Almost every company will offer some bereavement time off when an employee suffers a loss. This time off is intended to give the employee time to grieve and help them through this difficult time in their life. While time off is a vital part of the grieving process, the real work often starts when the employee returns to the office. This is when they need the support of their coworkers and managers to cope with the loss. Unfortunately, coworkers don’t always feel equipped to help colleagues through grief.
Getting Back to Normal
Some employees may want to get back to their regular work routine to enjoy a sense of normality again. This is a common coping technique, but don’t mistake this desire for normality as a sign that all is well. It’s still important to offer support and expect a slight dip in productivity. Coworkers can help by offering to take on extra responsibility so the grieving employee can take a few extra breaks throughout the day.
Another common coping mechanism is slipping into isolation. It’s expected that a grieving person won’t be the life of the party or as social as they have been in the past. However, it’s important to still include them in fun activities and encourage them to partake in social events. Invite them to lunch, or maybe even buy lunch to-go and eat with them at their desk.
Support Over Pity
One of the most difficult parts of helping a grieving coworker, or any grieving person, is making sure they don’t misinterpret your support as pity. It’s not always easy to walk this line, but you need to find a way to show that you’re going the extra mile for them because you care, not because you think they can’t handle it.

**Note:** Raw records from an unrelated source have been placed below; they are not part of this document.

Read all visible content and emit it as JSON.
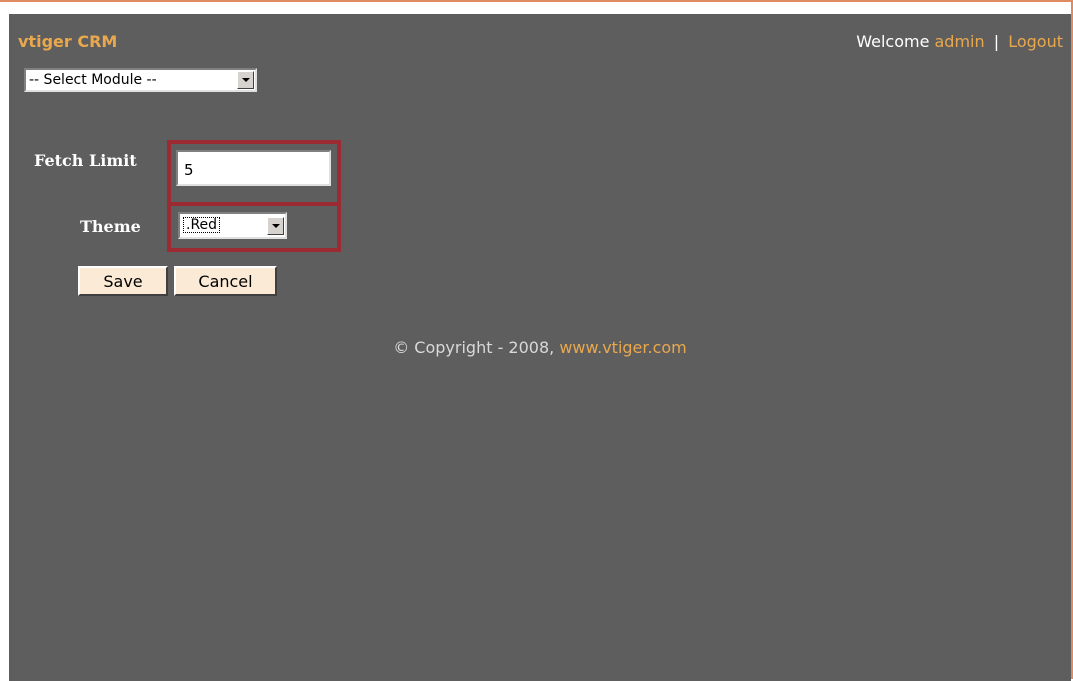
{
  "header": {
    "brand": "vtiger CRM",
    "welcome_text": "Welcome",
    "user_link": "admin",
    "separator": "|",
    "logout_link": "Logout"
  },
  "module_select": {
    "selected": "-- Select Module --"
  },
  "form": {
    "fetch_limit_label": "Fetch Limit",
    "fetch_limit_value": "5",
    "theme_label": "Theme",
    "theme_selected": ".Red"
  },
  "buttons": {
    "save_label": "Save",
    "cancel_label": "Cancel"
  },
  "footer": {
    "copyright_text": "© Copyright - 2008,",
    "site_link": "www.vtiger.com"
  },
  "colors": {
    "background": "#5e5e5e",
    "accent_link": "#e9a84d",
    "highlight_border": "#9b2a33",
    "button_bg": "#fbebd6"
  },
  "icons": {
    "dropdown": "chevron-down-icon"
  }
}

Working a 40-hour week means most people spend more time with their coworkers than with their families. This means it’s vitally important we know how to support each other at work and help coworkers get through difficult times.